Women’s career patterns have always been different from men’s. In the early part of the last century women were often expected to stop working on marriage. But by the 1960s and 70s, the growing demand for workers resulted in employers enticing mothers back to work – often on part-time arrangements to accommodate caring responsibilities. Fast forward to the 21st Century and little appears to have changed in the workplace.

When it comes to work-life balance, women approach the matter differently from men. Both anecdotal evidence and a number of recent surveys suggest one of the key reasons women step off the corporate career ladder is to “achieve better balance”. And ONS statistics suggest reducing her hours is the most likely strategy for a woman to take – even at senior levels. At the same time, many organisations continue to operate with practices and cultures established in the early 20th Century. Ones with an expectation an employee’s only commitments are to the workplace and someone else is providing family support.

This year’s IWD theme is Inspiring Change and there’s never been a better time for HR specialists to inspire change that results in corporate cultures and working practices fit for the 21st century. I’ve put together a booklet (downloadable from my website) listing ten ideas for starters. Of these, in my opinion the top three are:

1.    Redesigning full-time jobs for flexibility of time and place. This will require a clear focus in outputs (see point 2 below) and is likely to result in greater productivity, efficiency and people feeling they’re being treated as adults. Based on 20 years’ experience I’ve developed a four stage process for redesigning full-time jobs that support both agile working and better balance.

2.    Reviewing HR processes to ensure a clear focus on outputs. This is likely to increase in importance as organisations adopt more flexible working arrangements and continue to hire a more contingent workforce. Your review should include not only Appraisal/Performance Management documentation, but also job descriptions and promotion practices. Make sure you’re managing and developing female talent in ways that bring out the best in them regardless of life stage.

3.    Recommitting to being an employer of choice for women at all organisational levels and acting on that intent. This includes identifying and publicising role models – particularly senior women working flexibly (and even better, being promoted while they do so); challenging assumptions about how work should be done; supporting managers to ensure they have the necessary skills for managing flexible workers; and challenging expectations about how career progression works.

Someone once said to me “change happens best when nobody notices” while the poster on my wall reminds me that “small changes add up”. We can all inspire change by taking small steps gradually over time. And it seems to me, given that HR tends to be a female-dominated profession, we might also approach the matter with a degree of enlightened self-interest.
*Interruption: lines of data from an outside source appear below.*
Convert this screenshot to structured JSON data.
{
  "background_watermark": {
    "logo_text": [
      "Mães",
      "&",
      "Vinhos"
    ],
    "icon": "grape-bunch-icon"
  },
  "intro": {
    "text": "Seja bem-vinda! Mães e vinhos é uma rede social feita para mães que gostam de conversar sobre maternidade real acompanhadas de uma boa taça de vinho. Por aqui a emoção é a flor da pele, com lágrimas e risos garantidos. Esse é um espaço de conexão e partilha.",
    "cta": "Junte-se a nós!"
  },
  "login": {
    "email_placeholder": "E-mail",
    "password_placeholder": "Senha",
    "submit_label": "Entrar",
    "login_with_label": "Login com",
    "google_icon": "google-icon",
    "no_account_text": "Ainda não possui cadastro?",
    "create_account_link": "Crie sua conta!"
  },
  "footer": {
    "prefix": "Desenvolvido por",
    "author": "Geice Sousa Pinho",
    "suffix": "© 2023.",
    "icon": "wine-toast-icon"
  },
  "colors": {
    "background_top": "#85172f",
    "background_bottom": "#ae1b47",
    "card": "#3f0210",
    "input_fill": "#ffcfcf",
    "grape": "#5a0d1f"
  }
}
Not only will we be supporting other women, we may well be smoothing the way in our own careers. Making changes that result in better utilisation of female talent surely makes good business sense.